Retained their gill during the course of evolution, this is contrary to the Pulmonata snails, which only have a lung and no gills.Having a gill provide a big advantage - can avoid attacks by the land predators.Have a siphon (breathing tube) so that they can breath air while staying hidden below the surface.
Description of the Respiratory Organs Ctenidium: Gill of the Pomacea Canaliculata. Consists of a row of gill filaments that hang into the mantle cavity.
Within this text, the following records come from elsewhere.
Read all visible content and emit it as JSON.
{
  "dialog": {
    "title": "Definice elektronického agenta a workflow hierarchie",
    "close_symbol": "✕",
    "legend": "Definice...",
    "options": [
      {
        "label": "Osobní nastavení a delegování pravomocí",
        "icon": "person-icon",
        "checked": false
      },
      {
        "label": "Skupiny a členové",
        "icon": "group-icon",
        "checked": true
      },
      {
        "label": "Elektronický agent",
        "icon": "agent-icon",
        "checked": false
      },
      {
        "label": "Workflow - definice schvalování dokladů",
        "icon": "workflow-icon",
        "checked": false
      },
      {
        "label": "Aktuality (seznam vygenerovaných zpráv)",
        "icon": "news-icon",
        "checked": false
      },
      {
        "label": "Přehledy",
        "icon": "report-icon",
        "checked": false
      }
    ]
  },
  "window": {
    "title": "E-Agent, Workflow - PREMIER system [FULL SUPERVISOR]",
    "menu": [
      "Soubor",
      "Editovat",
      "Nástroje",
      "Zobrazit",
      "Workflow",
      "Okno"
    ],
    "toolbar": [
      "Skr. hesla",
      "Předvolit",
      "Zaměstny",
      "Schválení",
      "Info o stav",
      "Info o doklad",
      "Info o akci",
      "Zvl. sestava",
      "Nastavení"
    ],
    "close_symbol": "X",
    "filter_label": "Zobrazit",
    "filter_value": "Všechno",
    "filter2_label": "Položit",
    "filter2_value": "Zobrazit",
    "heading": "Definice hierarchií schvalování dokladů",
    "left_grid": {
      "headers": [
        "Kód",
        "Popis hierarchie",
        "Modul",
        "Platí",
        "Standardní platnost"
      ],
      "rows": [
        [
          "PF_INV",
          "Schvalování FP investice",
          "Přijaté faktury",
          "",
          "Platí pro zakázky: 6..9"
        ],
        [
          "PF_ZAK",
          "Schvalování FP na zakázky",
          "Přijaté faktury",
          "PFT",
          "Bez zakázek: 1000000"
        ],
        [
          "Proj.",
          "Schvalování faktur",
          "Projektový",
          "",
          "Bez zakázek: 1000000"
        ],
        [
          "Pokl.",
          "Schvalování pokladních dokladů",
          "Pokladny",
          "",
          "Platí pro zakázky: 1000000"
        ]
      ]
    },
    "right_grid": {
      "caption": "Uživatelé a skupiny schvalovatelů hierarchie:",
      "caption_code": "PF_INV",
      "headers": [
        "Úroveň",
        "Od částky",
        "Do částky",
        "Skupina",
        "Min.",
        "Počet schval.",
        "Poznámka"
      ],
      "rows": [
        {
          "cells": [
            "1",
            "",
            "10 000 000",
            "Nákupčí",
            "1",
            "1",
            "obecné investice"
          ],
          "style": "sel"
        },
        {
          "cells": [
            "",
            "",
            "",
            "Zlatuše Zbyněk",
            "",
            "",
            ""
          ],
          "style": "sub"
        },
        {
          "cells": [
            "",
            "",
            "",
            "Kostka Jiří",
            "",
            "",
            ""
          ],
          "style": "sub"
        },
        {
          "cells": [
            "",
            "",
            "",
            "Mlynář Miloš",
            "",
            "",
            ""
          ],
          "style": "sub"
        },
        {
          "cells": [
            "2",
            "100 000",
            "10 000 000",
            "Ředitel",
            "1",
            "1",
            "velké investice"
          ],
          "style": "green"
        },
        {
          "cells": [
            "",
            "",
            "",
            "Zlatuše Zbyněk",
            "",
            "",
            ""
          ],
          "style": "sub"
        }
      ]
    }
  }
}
Osphradius: Smell organ of Pomacea Canaliculata.
Lung:An air filled sac in the left mantle cavity.Walls of the pulmonary sac are well supplied with blood to exchange oxygen and carbon dioxide.Siphon:An organ consisting of a fold of the mantle cavity.Enable the snail to breath air while staying submerged.
Heart and CirculationThere is only one auricle that receives oxygen rich blood from the lung and gills, deoxygenated blood from kidney.No separated blood circulation for oxygen rich and deoxygenated blood.Blood has two functions: As hydroskeleton(structural support). Transport of O2, CO2, hormones, nutrition and waste products.Open circulation.
H = Head - cephalic hemocoel Au = AuricleF = Foot hemocoel V = VentricleE = Oesophagus Aa = Aorta anteriorVm = Visceral mass (hemocoel) Ap = Aorta posterioraK = anterior (front) Kidney Vs = Visceral sinuspK = posterior (back) Kidney Fs = Foot sinusA = Ampulla
The transport of the blood to and from the organs occur through artery.They don’t have capillary veins and arterioles.
Reproductive SystemHas separated sexes (dioecious).The differences between the sexes are not visible at shell colour or pattern.
Male reproductive system The male reproductive tract consist of the testis and vas deferens, the seminal vesicle and the prostate gland, the penial sac, the penis and the penis sheath. During mating activities, this penial papilla bends towards the sperm groove in which the sperm is conducted. The sperm is conveyed in the penial duct at the base of the penis. On erection the penis comes out of the penial sac and is grasped around on the lower part by a muscular penial sheath from the mantle.
Female Reproductive SystemThe egg cells are stored in the ovaries.To produce an egg, the egg cell is brought to the receptaculum seminis. In this place, the fertilization of the egg cells takes place.The spermatozoa (sperm cells) of the male can survive for more than a month in the female, and several egg clutches can be fertilized with a single copulation.The eggs were deposited above the water line.